• _WHAT THE EXERCISE ASKS_:
For the data below, give the number of lines in which "icon" occurs. Include nothing besides that number.

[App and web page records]

┄┄┄┄┄┄

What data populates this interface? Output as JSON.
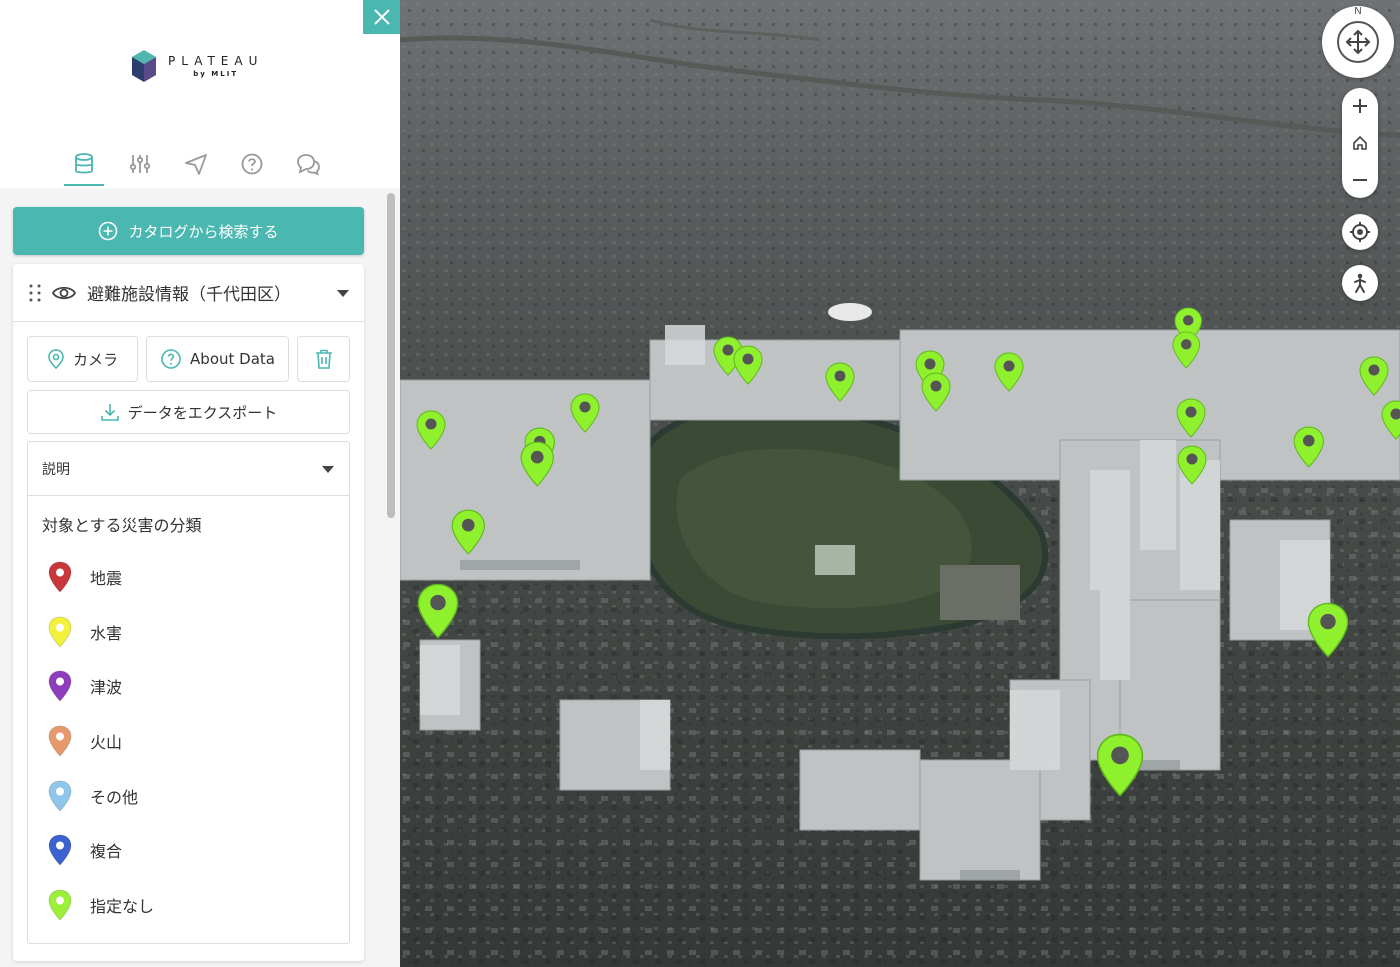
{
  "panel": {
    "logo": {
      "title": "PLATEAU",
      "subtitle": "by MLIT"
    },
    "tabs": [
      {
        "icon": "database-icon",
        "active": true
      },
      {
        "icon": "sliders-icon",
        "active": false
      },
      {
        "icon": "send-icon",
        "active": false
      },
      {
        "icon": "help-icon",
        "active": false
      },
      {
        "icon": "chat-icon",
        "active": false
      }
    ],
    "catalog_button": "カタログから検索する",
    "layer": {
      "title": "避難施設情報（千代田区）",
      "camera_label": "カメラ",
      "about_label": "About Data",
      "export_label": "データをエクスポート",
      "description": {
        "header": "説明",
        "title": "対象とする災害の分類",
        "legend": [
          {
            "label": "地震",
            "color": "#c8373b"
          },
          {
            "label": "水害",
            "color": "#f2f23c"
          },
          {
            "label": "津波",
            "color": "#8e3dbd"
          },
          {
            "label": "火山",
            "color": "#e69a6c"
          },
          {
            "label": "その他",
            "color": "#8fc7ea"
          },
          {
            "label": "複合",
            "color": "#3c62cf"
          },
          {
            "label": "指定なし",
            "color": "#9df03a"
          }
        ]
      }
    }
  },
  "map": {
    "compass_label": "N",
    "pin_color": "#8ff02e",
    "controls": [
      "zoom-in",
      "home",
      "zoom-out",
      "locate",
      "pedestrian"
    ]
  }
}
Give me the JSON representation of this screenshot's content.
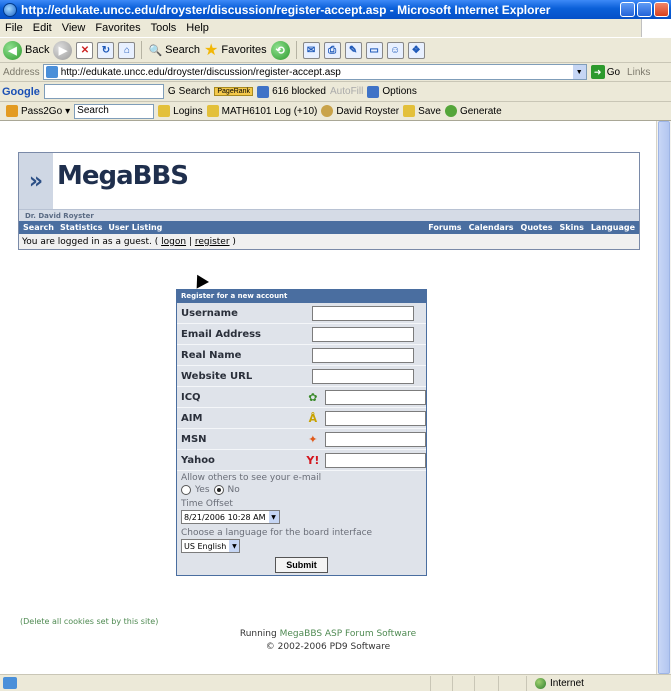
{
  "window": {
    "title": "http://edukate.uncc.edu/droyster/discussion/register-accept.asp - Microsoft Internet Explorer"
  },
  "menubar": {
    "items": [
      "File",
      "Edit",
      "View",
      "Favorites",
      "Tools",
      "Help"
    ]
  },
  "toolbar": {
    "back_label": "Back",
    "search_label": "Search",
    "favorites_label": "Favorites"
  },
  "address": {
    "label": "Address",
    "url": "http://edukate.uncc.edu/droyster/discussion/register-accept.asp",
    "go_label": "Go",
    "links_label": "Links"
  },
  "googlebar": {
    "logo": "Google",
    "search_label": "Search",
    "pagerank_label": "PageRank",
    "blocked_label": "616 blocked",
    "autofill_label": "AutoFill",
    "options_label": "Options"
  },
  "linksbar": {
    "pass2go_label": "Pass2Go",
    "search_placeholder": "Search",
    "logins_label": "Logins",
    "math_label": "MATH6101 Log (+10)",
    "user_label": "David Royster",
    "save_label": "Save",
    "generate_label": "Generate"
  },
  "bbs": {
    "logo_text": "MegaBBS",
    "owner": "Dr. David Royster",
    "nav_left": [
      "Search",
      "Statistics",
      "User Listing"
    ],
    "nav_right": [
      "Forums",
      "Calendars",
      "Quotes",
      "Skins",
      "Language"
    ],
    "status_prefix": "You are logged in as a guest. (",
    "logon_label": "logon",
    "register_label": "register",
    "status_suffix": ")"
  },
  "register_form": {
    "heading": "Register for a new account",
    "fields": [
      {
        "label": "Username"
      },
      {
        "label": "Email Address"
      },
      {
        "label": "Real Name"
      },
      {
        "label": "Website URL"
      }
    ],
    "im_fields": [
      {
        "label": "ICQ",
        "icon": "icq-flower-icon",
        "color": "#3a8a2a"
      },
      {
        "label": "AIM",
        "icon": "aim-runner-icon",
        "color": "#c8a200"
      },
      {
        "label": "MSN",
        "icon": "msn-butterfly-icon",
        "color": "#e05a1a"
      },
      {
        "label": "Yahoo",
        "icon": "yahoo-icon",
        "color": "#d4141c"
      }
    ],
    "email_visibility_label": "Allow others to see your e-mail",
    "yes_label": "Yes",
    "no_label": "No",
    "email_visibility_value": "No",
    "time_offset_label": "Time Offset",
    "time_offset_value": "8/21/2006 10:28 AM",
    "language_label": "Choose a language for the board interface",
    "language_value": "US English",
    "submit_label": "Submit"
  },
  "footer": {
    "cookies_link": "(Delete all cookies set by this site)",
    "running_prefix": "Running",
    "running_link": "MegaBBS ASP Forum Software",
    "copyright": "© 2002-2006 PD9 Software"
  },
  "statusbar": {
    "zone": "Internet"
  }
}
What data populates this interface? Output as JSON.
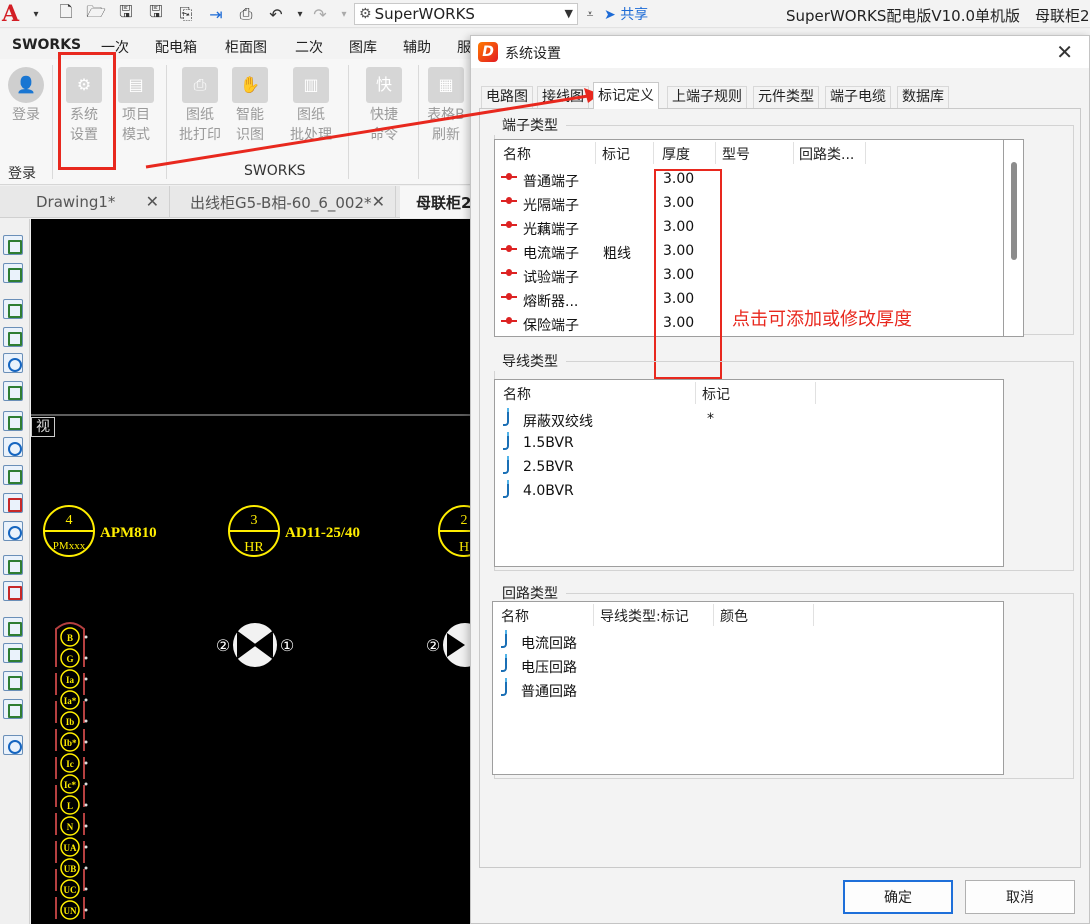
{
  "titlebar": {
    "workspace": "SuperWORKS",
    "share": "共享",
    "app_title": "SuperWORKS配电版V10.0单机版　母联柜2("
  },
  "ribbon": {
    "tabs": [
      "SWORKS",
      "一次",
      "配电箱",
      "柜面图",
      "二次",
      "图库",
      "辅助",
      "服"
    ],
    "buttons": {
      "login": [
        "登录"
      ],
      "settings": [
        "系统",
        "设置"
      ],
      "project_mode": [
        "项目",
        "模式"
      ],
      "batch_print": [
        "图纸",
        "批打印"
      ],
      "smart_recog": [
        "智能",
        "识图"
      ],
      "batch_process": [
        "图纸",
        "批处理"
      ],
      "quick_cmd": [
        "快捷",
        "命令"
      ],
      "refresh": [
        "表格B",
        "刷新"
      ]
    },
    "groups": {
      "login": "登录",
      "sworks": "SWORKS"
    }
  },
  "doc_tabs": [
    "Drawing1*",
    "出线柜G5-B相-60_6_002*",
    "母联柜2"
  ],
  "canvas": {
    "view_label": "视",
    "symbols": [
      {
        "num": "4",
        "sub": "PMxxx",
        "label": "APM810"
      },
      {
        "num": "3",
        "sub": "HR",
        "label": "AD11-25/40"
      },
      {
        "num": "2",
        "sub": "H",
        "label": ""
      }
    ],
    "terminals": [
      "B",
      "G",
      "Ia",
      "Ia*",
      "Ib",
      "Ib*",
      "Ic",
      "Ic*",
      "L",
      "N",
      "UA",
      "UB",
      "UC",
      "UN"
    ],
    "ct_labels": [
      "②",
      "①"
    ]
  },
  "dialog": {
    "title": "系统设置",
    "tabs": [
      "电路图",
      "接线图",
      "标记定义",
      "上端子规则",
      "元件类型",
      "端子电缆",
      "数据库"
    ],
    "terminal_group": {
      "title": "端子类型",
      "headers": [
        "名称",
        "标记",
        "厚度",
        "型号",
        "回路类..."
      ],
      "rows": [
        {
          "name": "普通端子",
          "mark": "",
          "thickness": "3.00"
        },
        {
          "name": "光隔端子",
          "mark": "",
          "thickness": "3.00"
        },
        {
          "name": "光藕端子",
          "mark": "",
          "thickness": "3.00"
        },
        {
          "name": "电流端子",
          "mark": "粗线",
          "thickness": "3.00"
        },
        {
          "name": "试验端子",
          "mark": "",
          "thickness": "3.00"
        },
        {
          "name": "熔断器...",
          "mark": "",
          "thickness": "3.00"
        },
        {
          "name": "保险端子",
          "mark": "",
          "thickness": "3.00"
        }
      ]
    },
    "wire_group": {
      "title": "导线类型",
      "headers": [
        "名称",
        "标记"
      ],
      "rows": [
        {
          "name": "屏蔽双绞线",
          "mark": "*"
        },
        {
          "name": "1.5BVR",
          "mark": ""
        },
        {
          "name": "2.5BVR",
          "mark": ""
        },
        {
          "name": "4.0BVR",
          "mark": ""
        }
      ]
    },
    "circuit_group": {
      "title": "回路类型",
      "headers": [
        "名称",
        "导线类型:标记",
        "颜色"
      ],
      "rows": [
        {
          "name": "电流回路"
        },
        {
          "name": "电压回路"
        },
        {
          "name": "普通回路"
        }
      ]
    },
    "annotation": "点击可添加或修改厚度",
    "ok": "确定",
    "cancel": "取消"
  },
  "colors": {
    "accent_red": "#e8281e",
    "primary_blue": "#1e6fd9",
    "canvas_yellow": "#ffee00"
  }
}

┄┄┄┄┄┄

• _YOUR SOLUTION_:
9